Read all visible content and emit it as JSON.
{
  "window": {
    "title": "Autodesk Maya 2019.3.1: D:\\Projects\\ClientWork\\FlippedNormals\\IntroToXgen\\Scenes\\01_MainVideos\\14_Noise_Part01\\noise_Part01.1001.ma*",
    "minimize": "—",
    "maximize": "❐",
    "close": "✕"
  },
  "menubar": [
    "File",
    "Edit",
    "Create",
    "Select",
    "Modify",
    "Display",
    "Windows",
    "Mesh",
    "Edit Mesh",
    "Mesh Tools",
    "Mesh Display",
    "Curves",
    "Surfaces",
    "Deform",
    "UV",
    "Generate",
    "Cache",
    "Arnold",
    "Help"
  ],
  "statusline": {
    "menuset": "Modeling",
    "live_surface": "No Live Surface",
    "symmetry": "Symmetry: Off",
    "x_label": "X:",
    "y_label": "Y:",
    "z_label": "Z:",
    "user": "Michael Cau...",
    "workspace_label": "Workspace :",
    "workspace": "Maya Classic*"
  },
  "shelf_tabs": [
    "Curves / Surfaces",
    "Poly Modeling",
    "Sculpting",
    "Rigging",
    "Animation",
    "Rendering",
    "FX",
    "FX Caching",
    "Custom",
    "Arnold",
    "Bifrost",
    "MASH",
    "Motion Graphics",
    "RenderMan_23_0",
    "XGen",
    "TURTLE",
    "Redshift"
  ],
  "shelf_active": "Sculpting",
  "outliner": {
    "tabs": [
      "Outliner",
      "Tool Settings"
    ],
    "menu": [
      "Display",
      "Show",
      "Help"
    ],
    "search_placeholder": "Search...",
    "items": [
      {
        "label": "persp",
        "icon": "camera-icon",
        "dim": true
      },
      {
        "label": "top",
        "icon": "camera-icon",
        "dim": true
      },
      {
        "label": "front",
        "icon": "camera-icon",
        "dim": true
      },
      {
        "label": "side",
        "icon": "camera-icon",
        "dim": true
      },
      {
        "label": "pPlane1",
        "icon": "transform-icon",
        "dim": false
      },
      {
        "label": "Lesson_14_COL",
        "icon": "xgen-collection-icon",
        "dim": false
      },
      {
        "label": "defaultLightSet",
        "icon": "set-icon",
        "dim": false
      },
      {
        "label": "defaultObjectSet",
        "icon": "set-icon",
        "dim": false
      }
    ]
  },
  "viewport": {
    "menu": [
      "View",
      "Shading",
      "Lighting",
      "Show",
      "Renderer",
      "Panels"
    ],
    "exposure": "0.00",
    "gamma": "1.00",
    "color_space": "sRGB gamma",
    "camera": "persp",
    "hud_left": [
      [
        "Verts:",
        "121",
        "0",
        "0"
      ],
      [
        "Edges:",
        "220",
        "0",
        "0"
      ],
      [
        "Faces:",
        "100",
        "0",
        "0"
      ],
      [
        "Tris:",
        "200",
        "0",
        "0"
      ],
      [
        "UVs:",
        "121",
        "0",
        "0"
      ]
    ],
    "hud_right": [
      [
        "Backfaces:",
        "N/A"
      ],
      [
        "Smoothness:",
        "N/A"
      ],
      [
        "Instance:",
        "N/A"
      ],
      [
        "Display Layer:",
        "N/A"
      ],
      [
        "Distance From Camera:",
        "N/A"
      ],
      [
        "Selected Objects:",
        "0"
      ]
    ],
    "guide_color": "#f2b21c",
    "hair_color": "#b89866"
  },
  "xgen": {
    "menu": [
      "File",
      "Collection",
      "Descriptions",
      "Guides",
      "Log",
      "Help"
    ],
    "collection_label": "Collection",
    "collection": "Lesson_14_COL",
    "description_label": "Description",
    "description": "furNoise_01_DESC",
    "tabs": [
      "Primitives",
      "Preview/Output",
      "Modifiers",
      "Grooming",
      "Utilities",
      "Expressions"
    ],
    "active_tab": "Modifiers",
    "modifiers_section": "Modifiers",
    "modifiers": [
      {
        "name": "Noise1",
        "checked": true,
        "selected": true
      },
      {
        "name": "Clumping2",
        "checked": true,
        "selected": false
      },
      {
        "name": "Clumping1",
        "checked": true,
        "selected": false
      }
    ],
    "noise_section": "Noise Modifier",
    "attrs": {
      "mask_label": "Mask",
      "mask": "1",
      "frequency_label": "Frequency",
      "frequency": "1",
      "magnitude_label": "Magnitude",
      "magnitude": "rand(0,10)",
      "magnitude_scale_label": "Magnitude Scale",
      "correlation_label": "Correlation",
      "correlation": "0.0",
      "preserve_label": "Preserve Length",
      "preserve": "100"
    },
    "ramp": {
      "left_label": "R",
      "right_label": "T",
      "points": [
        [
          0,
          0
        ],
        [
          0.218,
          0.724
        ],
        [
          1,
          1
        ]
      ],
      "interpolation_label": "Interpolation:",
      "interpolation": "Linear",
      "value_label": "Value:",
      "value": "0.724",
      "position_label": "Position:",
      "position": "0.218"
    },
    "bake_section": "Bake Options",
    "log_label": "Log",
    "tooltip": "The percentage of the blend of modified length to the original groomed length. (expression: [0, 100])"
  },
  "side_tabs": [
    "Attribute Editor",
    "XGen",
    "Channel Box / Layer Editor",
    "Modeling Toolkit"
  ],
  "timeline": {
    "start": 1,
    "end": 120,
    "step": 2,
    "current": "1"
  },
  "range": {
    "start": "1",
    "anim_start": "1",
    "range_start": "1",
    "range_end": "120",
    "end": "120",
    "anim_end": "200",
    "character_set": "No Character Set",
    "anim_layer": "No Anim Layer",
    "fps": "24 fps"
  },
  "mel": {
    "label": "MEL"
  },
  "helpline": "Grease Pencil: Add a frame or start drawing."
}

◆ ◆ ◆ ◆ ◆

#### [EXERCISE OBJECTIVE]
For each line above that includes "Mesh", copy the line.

#### [RESPONSE TO THE EXERCISE]
    "Mesh",
    "Edit Mesh",
    "Mesh Tools",
    "Mesh Display",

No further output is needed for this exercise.